Exercise: Below are the records to retype. Keep every character exactly and leave out the pictures.

Supplied entries:
────────────────

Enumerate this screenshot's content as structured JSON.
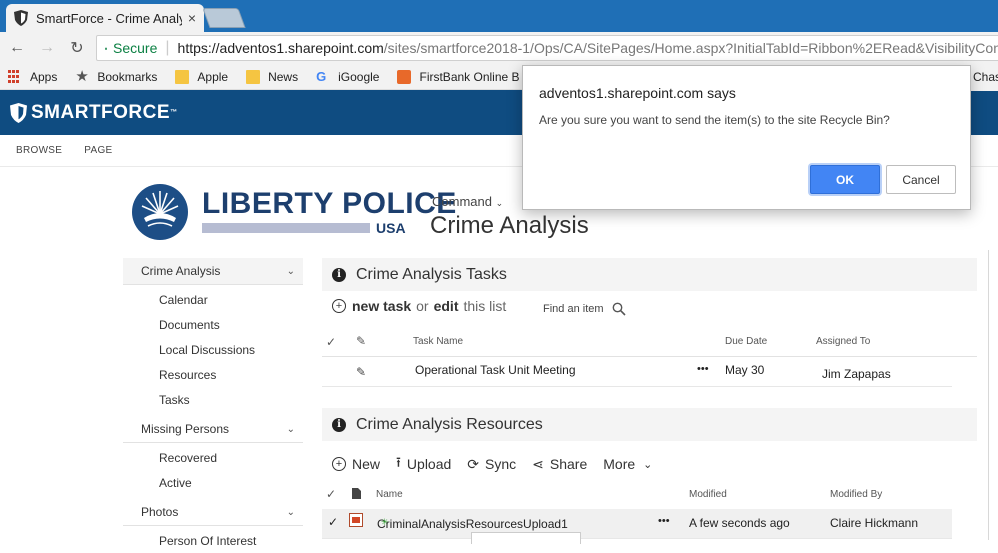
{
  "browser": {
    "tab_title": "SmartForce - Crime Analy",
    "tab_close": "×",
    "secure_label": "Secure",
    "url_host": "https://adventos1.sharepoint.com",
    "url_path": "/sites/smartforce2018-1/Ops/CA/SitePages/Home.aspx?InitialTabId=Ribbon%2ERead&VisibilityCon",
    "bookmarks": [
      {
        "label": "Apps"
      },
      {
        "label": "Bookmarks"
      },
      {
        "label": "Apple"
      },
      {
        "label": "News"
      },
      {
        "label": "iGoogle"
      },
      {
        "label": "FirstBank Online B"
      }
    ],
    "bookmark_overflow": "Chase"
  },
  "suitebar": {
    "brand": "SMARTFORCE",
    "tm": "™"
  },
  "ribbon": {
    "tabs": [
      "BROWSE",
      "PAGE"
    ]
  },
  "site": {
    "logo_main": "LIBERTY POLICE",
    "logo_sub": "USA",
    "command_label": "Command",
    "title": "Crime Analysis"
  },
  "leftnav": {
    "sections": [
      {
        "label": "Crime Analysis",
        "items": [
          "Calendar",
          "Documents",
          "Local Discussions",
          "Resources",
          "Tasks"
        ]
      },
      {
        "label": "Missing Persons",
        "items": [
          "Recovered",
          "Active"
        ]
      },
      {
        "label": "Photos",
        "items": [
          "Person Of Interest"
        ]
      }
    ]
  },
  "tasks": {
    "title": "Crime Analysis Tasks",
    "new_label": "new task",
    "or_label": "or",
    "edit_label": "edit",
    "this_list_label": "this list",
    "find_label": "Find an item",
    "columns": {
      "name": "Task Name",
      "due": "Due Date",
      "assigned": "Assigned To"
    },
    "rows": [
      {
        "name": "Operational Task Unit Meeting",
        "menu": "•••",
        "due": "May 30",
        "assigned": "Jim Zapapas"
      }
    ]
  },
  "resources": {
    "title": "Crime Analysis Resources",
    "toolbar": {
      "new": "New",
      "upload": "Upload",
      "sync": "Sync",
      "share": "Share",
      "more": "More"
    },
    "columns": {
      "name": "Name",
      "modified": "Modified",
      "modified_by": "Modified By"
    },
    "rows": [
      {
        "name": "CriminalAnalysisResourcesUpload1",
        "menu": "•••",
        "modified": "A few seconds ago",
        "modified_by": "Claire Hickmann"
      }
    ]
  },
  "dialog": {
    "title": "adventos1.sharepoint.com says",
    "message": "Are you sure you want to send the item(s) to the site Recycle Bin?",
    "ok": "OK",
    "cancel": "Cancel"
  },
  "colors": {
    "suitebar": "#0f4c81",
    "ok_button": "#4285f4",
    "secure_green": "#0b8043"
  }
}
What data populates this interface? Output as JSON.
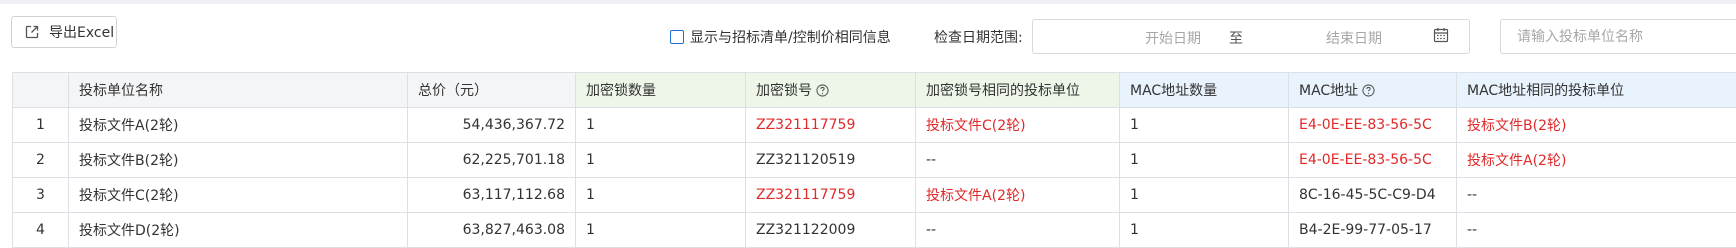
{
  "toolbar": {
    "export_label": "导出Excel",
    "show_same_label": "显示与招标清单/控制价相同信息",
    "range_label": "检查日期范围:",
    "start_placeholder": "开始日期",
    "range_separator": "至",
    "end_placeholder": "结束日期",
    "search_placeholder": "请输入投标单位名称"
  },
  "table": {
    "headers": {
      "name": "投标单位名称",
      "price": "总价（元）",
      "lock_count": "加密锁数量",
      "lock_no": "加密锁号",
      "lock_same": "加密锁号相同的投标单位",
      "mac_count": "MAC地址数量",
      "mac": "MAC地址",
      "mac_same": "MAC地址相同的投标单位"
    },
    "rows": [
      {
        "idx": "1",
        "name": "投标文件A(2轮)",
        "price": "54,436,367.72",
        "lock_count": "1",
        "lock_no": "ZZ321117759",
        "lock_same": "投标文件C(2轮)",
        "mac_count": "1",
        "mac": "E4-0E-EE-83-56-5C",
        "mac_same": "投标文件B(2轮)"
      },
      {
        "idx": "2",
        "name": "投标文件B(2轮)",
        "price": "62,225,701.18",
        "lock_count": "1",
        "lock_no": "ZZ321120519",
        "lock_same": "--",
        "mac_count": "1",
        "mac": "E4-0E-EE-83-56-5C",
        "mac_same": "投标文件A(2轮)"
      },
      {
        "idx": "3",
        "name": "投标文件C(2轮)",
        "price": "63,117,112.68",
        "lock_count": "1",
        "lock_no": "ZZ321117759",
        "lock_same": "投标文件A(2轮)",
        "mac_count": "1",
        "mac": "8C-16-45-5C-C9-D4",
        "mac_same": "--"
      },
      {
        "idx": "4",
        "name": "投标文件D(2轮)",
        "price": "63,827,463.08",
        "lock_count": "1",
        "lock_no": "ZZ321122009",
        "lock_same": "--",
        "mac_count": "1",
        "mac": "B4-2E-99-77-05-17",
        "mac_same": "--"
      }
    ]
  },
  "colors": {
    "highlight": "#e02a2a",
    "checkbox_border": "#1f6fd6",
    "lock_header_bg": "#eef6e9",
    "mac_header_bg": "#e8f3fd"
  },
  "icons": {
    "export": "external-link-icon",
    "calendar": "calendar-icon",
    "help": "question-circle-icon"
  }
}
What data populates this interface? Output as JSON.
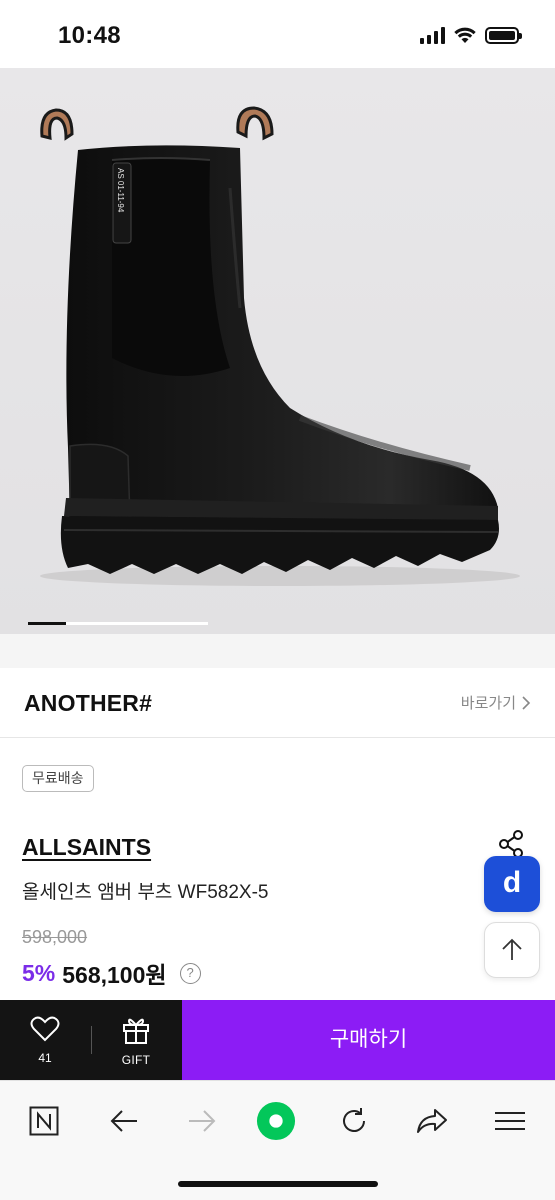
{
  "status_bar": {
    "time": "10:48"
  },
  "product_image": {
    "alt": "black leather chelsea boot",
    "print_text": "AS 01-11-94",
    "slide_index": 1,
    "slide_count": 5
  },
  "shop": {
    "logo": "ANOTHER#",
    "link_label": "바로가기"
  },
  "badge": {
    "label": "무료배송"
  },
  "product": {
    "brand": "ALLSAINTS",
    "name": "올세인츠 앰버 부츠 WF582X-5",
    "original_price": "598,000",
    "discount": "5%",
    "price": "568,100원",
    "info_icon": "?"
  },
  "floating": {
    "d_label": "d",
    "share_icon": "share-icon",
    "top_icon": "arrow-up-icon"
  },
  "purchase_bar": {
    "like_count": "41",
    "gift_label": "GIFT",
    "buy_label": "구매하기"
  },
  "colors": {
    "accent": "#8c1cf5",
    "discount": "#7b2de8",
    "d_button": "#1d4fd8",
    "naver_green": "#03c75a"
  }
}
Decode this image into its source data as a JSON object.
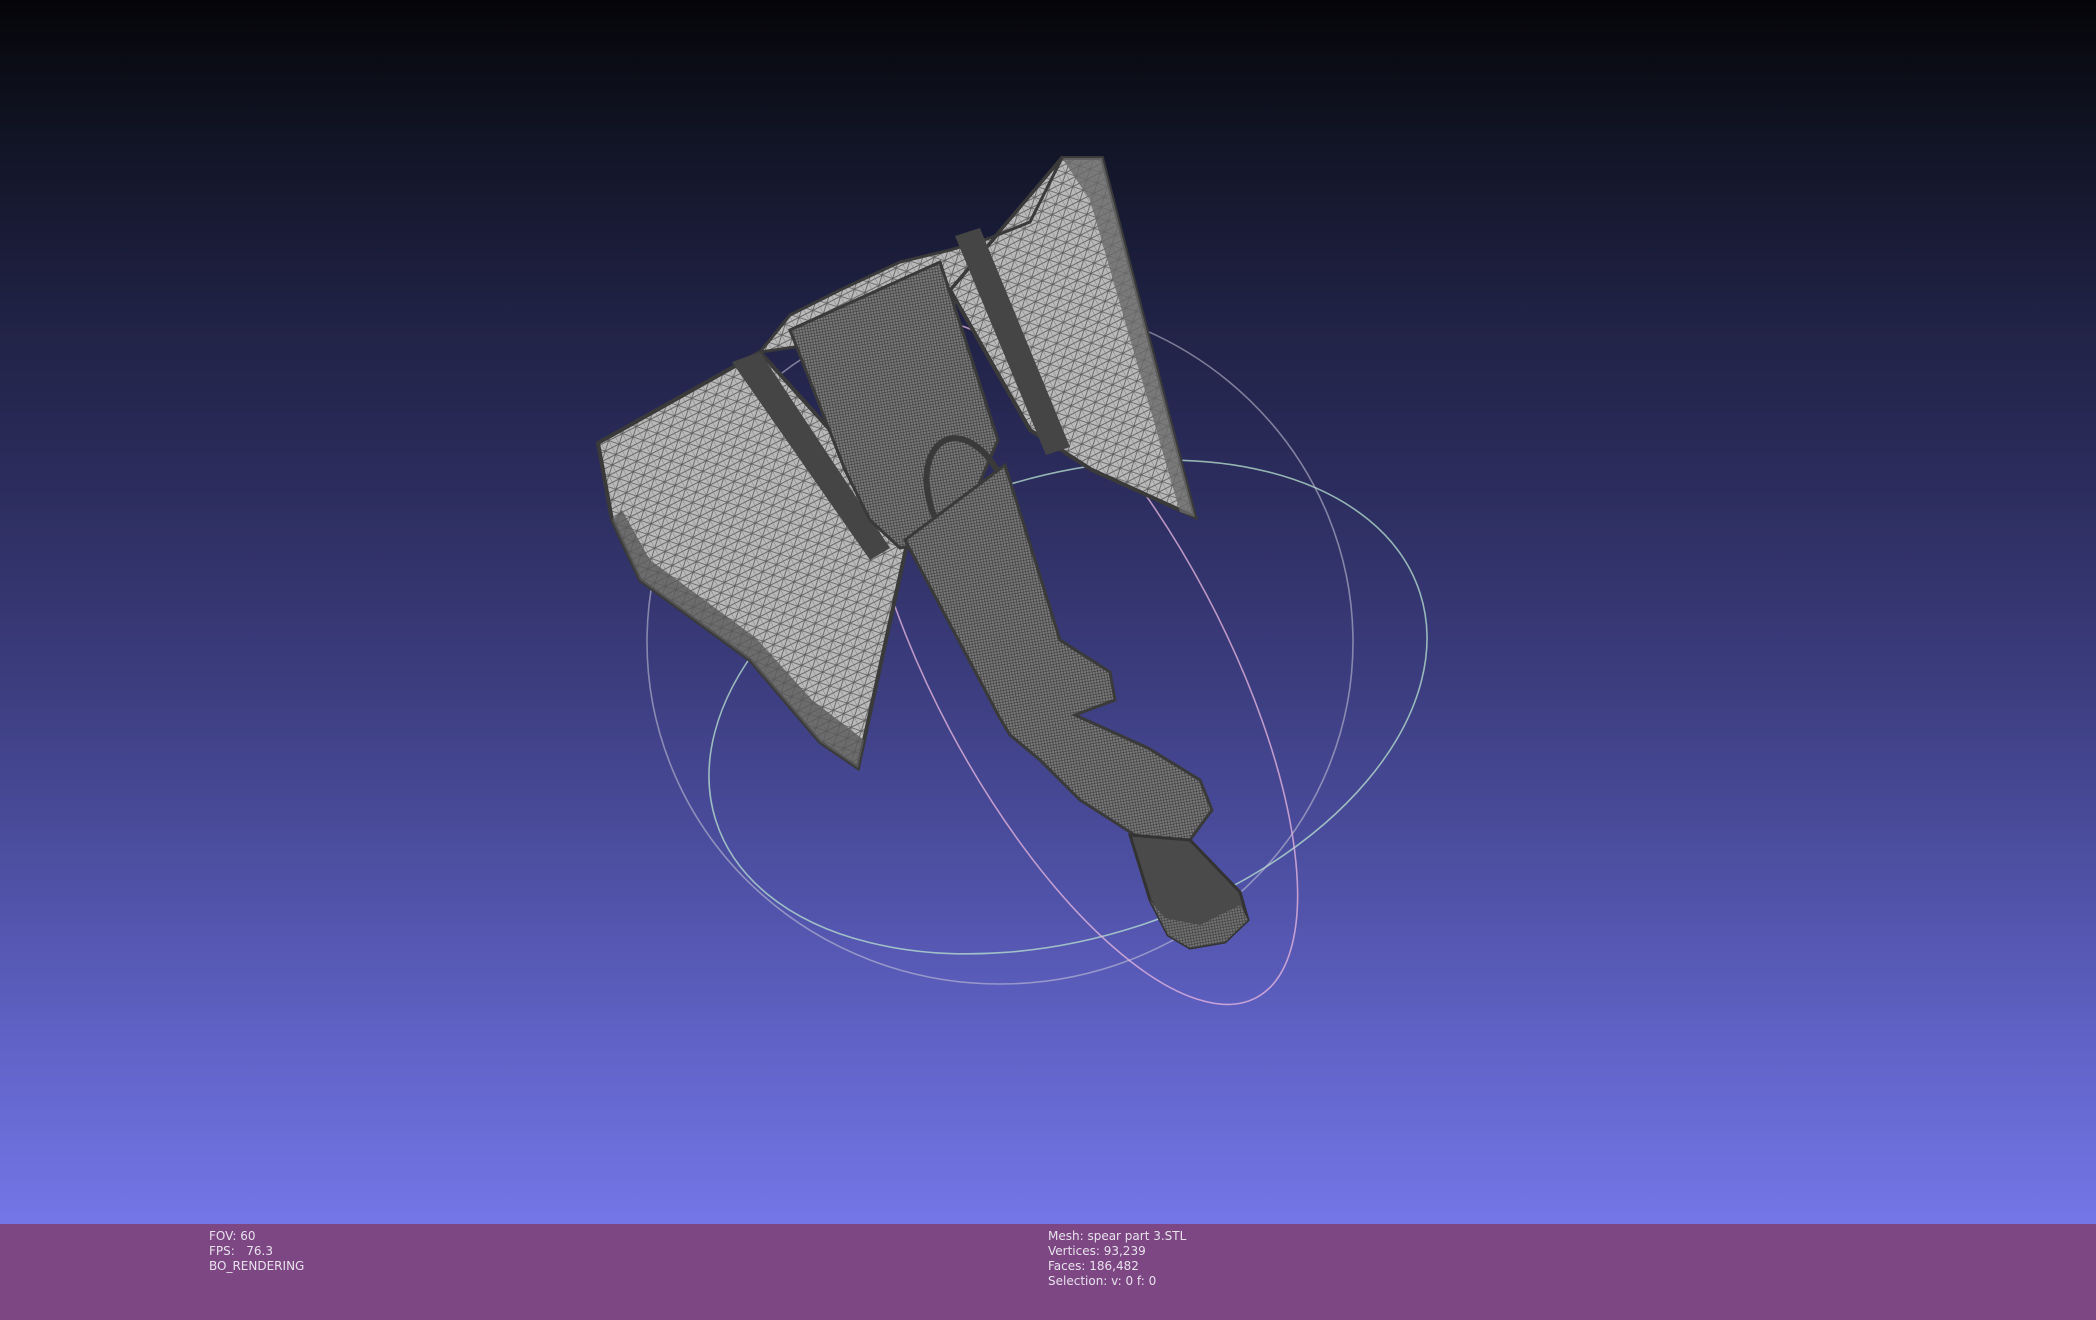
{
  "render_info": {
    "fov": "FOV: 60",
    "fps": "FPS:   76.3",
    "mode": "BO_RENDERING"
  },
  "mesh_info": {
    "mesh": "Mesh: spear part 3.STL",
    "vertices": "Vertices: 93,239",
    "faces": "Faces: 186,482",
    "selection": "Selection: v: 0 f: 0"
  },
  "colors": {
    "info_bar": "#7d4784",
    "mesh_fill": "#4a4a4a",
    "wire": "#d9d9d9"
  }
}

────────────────

Completed exercise:
Enumerate this screenshot's content as structured JSON.
{
  "browser": {
    "tab_title": "SmartForce - Crime Analy",
    "tab_close": "×",
    "secure_label": "Secure",
    "url_host": "https://adventos1.sharepoint.com",
    "url_path": "/sites/smartforce2018-1/Ops/CA/SitePages/Home.aspx?InitialTabId=Ribbon%2ERead&VisibilityCon",
    "bookmarks": [
      {
        "label": "Apps"
      },
      {
        "label": "Bookmarks"
      },
      {
        "label": "Apple"
      },
      {
        "label": "News"
      },
      {
        "label": "iGoogle"
      },
      {
        "label": "FirstBank Online B"
      }
    ],
    "bookmark_overflow": "Chase"
  },
  "suitebar": {
    "brand": "SMARTFORCE",
    "tm": "™"
  },
  "ribbon": {
    "tabs": [
      "BROWSE",
      "PAGE"
    ]
  },
  "site": {
    "logo_main": "LIBERTY POLICE",
    "logo_sub": "USA",
    "command_label": "Command",
    "title": "Crime Analysis"
  },
  "leftnav": {
    "sections": [
      {
        "label": "Crime Analysis",
        "items": [
          "Calendar",
          "Documents",
          "Local Discussions",
          "Resources",
          "Tasks"
        ]
      },
      {
        "label": "Missing Persons",
        "items": [
          "Recovered",
          "Active"
        ]
      },
      {
        "label": "Photos",
        "items": [
          "Person Of Interest"
        ]
      }
    ]
  },
  "tasks": {
    "title": "Crime Analysis Tasks",
    "new_label": "new task",
    "or_label": "or",
    "edit_label": "edit",
    "this_list_label": "this list",
    "find_label": "Find an item",
    "columns": {
      "name": "Task Name",
      "due": "Due Date",
      "assigned": "Assigned To"
    },
    "rows": [
      {
        "name": "Operational Task Unit Meeting",
        "menu": "•••",
        "due": "May 30",
        "assigned": "Jim Zapapas"
      }
    ]
  },
  "resources": {
    "title": "Crime Analysis Resources",
    "toolbar": {
      "new": "New",
      "upload": "Upload",
      "sync": "Sync",
      "share": "Share",
      "more": "More"
    },
    "columns": {
      "name": "Name",
      "modified": "Modified",
      "modified_by": "Modified By"
    },
    "rows": [
      {
        "name": "CriminalAnalysisResourcesUpload1",
        "menu": "•••",
        "modified": "A few seconds ago",
        "modified_by": "Claire Hickmann"
      }
    ]
  },
  "dialog": {
    "title": "adventos1.sharepoint.com says",
    "message": "Are you sure you want to send the item(s) to the site Recycle Bin?",
    "ok": "OK",
    "cancel": "Cancel"
  },
  "colors": {
    "suitebar": "#0f4c81",
    "ok_button": "#4285f4",
    "secure_green": "#0b8043"
  }
}
What data populates this interface? Output as JSON.
{
  "toolbar": {
    "export_label": "导出Excel",
    "show_same_label": "显示与招标清单/控制价相同信息",
    "range_label": "检查日期范围:",
    "start_placeholder": "开始日期",
    "range_separator": "至",
    "end_placeholder": "结束日期",
    "search_placeholder": "请输入投标单位名称"
  },
  "table": {
    "headers": {
      "name": "投标单位名称",
      "price": "总价（元）",
      "lock_count": "加密锁数量",
      "lock_no": "加密锁号",
      "lock_same": "加密锁号相同的投标单位",
      "mac_count": "MAC地址数量",
      "mac": "MAC地址",
      "mac_same": "MAC地址相同的投标单位"
    },
    "rows": [
      {
        "idx": "1",
        "name": "投标文件A(2轮)",
        "price": "54,436,367.72",
        "lock_count": "1",
        "lock_no": "ZZ321117759",
        "lock_same": "投标文件C(2轮)",
        "mac_count": "1",
        "mac": "E4-0E-EE-83-56-5C",
        "mac_same": "投标文件B(2轮)"
      },
      {
        "idx": "2",
        "name": "投标文件B(2轮)",
        "price": "62,225,701.18",
        "lock_count": "1",
        "lock_no": "ZZ321120519",
        "lock_same": "--",
        "mac_count": "1",
        "mac": "E4-0E-EE-83-56-5C",
        "mac_same": "投标文件A(2轮)"
      },
      {
        "idx": "3",
        "name": "投标文件C(2轮)",
        "price": "63,117,112.68",
        "lock_count": "1",
        "lock_no": "ZZ321117759",
        "lock_same": "投标文件A(2轮)",
        "mac_count": "1",
        "mac": "8C-16-45-5C-C9-D4",
        "mac_same": "--"
      },
      {
        "idx": "4",
        "name": "投标文件D(2轮)",
        "price": "63,827,463.08",
        "lock_count": "1",
        "lock_no": "ZZ321122009",
        "lock_same": "--",
        "mac_count": "1",
        "mac": "B4-2E-99-77-05-17",
        "mac_same": "--"
      }
    ]
  },
  "colors": {
    "highlight": "#e02a2a",
    "checkbox_border": "#1f6fd6",
    "lock_header_bg": "#eef6e9",
    "mac_header_bg": "#e8f3fd"
  },
  "icons": {
    "export": "external-link-icon",
    "calendar": "calendar-icon",
    "help": "question-circle-icon"
  }
}
What data populates this interface? Output as JSON.
{
  "status_bar": {
    "time": "10:48"
  },
  "product_image": {
    "alt": "black leather chelsea boot",
    "print_text": "AS 01-11-94",
    "slide_index": 1,
    "slide_count": 5
  },
  "shop": {
    "logo": "ANOTHER#",
    "link_label": "바로가기"
  },
  "badge": {
    "label": "무료배송"
  },
  "product": {
    "brand": "ALLSAINTS",
    "name": "올세인츠 앰버 부츠 WF582X-5",
    "original_price": "598,000",
    "discount": "5%",
    "price": "568,100원",
    "info_icon": "?"
  },
  "floating": {
    "d_label": "d",
    "share_icon": "share-icon",
    "top_icon": "arrow-up-icon"
  },
  "purchase_bar": {
    "like_count": "41",
    "gift_label": "GIFT",
    "buy_label": "구매하기"
  },
  "colors": {
    "accent": "#8c1cf5",
    "discount": "#7b2de8",
    "d_button": "#1d4fd8",
    "naver_green": "#03c75a"
  }
}
Decode this image into its source data as a JSON object.
{
  "render_info": {
    "fov": "FOV: 60",
    "fps": "FPS:   76.3",
    "mode": "BO_RENDERING"
  },
  "mesh_info": {
    "mesh": "Mesh: spear part 3.STL",
    "vertices": "Vertices: 93,239",
    "faces": "Faces: 186,482",
    "selection": "Selection: v: 0 f: 0"
  },
  "colors": {
    "info_bar": "#7d4784",
    "mesh_fill": "#4a4a4a",
    "wire": "#d9d9d9"
  }
}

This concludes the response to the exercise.